2D1N

DAY 1
0600 – ETD Victory Liner, take bus bound to Iba, Zambales (280php/pax)
1100 – ETA San Antonio, Zambales. Buy stuff. Hail tricycle to Brgy. Pundaquit (60php/pax)
1130 – ETA Brgy. Pundaquit. Meet contact person (Nagsasa+Camara+Capones 2800php/group) we are 5 in a group, 560 per pax
1140 – ETD Brgy. Pundaquit
1240 – ETA Nagsasa Cove. Rest. Prepare lunch.
1400 – Explore the place
1600 – Climb nearest hill, watch sunset
1800 – Dinner
2100 – Lights off

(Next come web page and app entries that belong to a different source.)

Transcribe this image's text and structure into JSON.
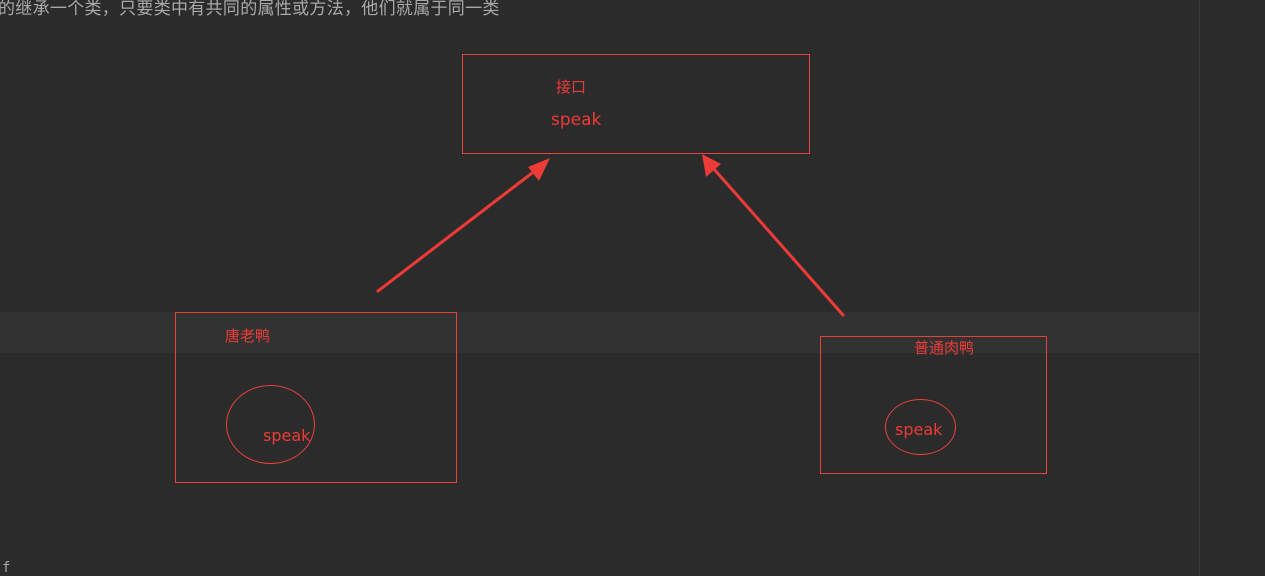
{
  "editor": {
    "top_text": "的继承一个类，只要类中有共同的属性或方法，他们就属于同一类",
    "bottom_fragment": "f"
  },
  "diagram": {
    "interface": {
      "title": "接口",
      "method": "speak"
    },
    "left_class": {
      "title": "唐老鸭",
      "method": "speak"
    },
    "right_class": {
      "title": "普通肉鸭",
      "method": "speak"
    }
  },
  "colors": {
    "background": "#2b2b2b",
    "current_line": "#323232",
    "text": "#a9a9a9",
    "annotation_red": "#e8413b"
  }
}
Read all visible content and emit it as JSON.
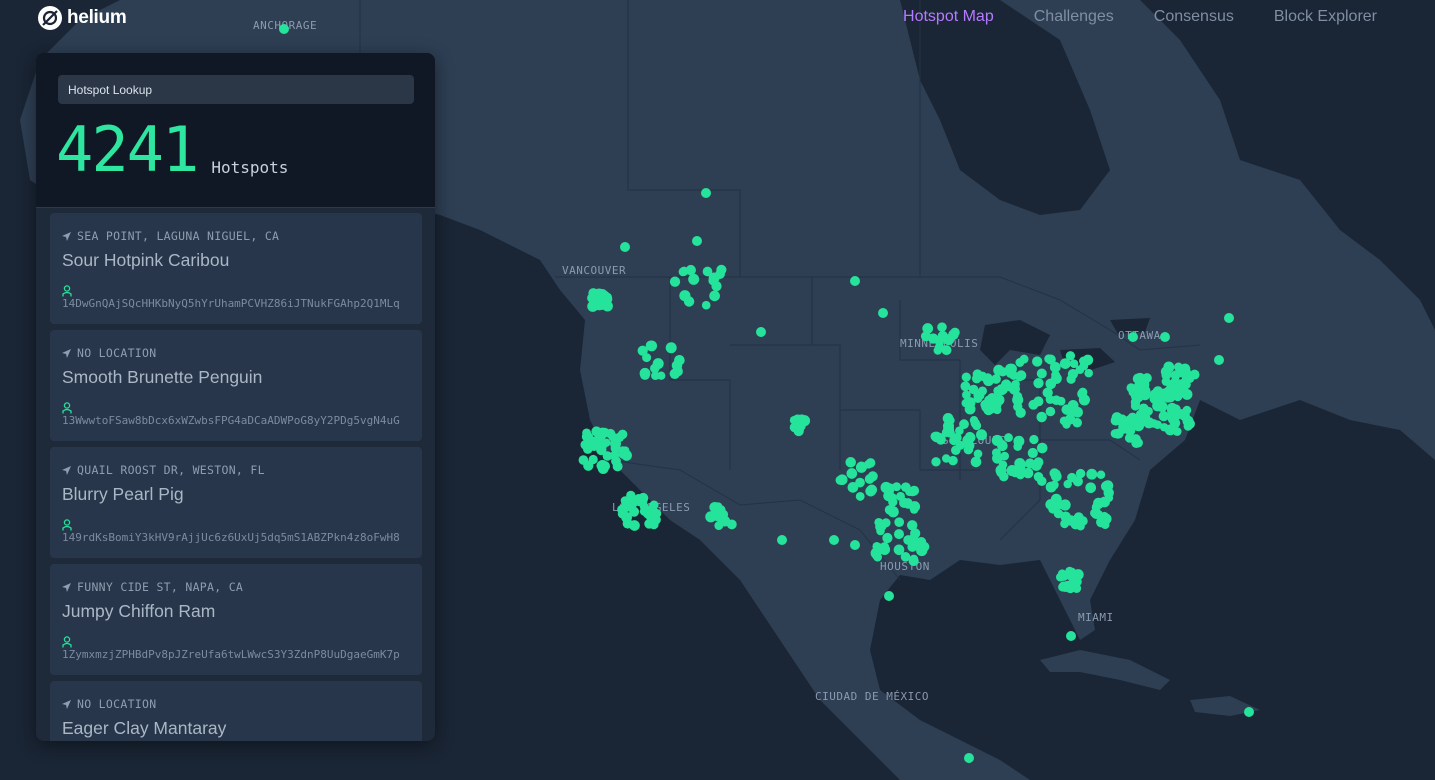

DAY 2
0630 – Wake up
0700 – Breakfast
0800 – Tidy up, prepare for the day’s adventure
(Due to inclement weather, we left the island at an earlier time)
1000 – ETA Brgy. Pundaquit, ride tricycle to Casa San Miguel (80php/pax)
11:00 – ETA Casa San Miguel (100php/pax fee)
1330 – take lunch, tricycle back to San Antonio National Road (40php/pax)
1400 – ETD San Antonio to Olongapo. (45php/pax)
1445 – ETA Olongapo, take Victory Liner Bus bound for Manila (240php/pax)
2000 – ETA Manila

Estimated Budget
Transportation: 1305php/pax
Food: 500php/pax

Total Damage:1805php/pax – 2200php/pax for a group of 5pax

“The use of traveling is to regulate imagination with reality, and instead of thinking of how things may be, see them as they are.” – Samuel Johnson

Go, Carve that Niche,

Rex